Late Coptic Structure

by katekbarber

This semester I’m taking one elective course, a combined historic structures and fine binding class. Since historic structures are one of my favorite bindings to work on, I’m pretty excited to dive right in. We’ll be covering two models in the first half of the semester, a late coptic model and then a Byzantine model. Here are some in-process photos of my late coptic model.


After laminating 8 layers of papyrus and leaving them for days between blotters and under weight, it was time to hand trim these bad boys.

I decided to use handmade paper left over from last summer for my text block. Once the paper was folded, nipped, and trimmed, it was time to punch my sewing holes. The sewing for this book is a link stitch sewn in pairs of holes, so an even number of stations is required. Because the book is small, we opted for two pairs or four holes.


Because this is a sewn board binding, we started the sewing in the cover folio. Going from inside to outside, we work with four needles.


Here you can see the first loop inside the cover folio.


Here the needles are going from the cover folio into the first section.


Next, the needles of each pair are crossed and exit the opposite hole in its pair.


In this shot of the inside of the folio, you can see that the crossing creates two threads that pass between the pair of holes.

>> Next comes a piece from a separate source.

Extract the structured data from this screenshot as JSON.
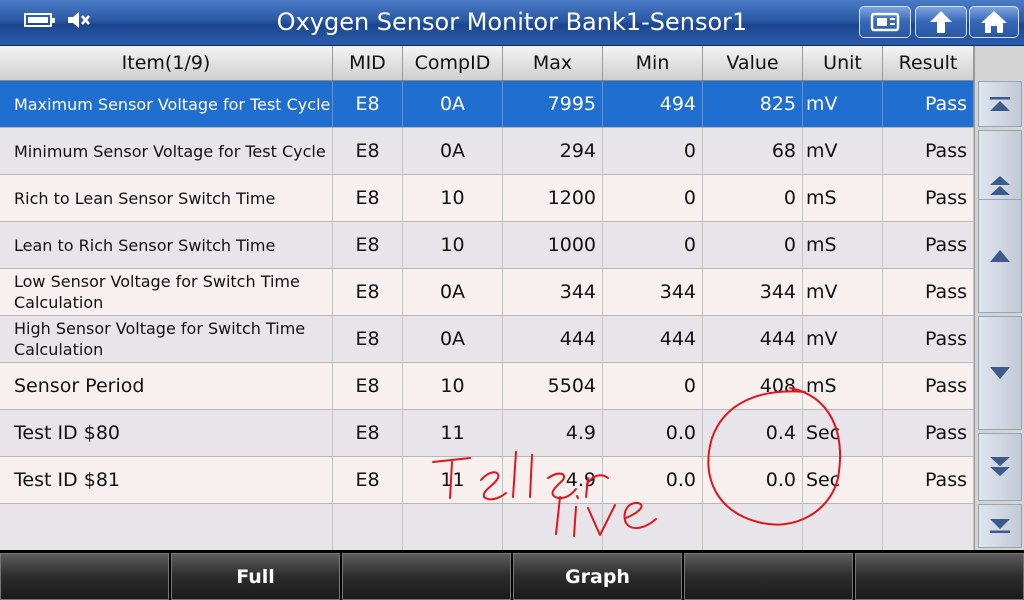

Here, I’ve exited the first signature and am ready to go into the second signature.


After entering the second signature, crossing the threads inside the signature, and exiting the other hole of the pair (….kind of confusing?), you loop under and around the bridge between the previous two sections, and tah-da, you have your first link.


Moving right along!


After sewing is complete, it’s time for consolidation.

I forgot to get pictures of the next few steps, but a linen spine lining came next. This was attached with pva/methyl mix and left to dry. After it was completely dry, it was time to sew the endbands. These endbands are much easier than they look….I think they look pretty fancy! They are essential just little loops. Like always, good and consistent tension is the key.

A big part of this structure is the cover design and embellishment. When I first heard that we were doing a late coptic model, I immediately wanted to do something inspired by the Alhambra Palace in Granada, Spain. I first learned about this amazing architectural wonder in an Islamic Architectural History course during my undergrad at Florida State. At the time, I remember being awe-struck by the patterning and embellishment, and it’s stayed present in my subconscious just waiting to sneak out in a project.

This one ended up being the inspiration for my final design.

This one ended up being the inspiration for my final design.


After several drafts, here is a drawing of my final design traced onto Japanese paper. This Japanese paper was then adhered with paste onto the back of the covering leather and will act as a template for my cutouts.


Starting the cutout process.


Cutouts and blind tooling on the back cover complete!

The next step is to address the colored leather layer that will sit behind the cut out. The colored sketch above shows how the color design will be broken up. Unfortunately, I didn’t get pictures of the piecing process. But basically, here’s the deal….I cut a piece of thin Japanese paper slightly larger than the area of the cutout and then placed this paper on top of my color coded template. Next, I selected three good sized pieces of colored leather and paired them on the Scharf-fix to an even thinness. Then, I cut and pieced them into shapes based on my color-coded template, pasted them out, and adhered them to the Japanese paper, butting the colors up to each other.

Here's the cover with the pieced layer adhered and the stitching started.

Here’s the cover with the two pieces adhered and the stitching started.

Most of the stitching is done here and I've started to add a metallic decorative stitching.
The color in this photo is really washed out, but you can see that most of the stitching is done after almost a whole Saturday of work!

We’ll be covering this little guy next week and I can hardly wait to see it all come together!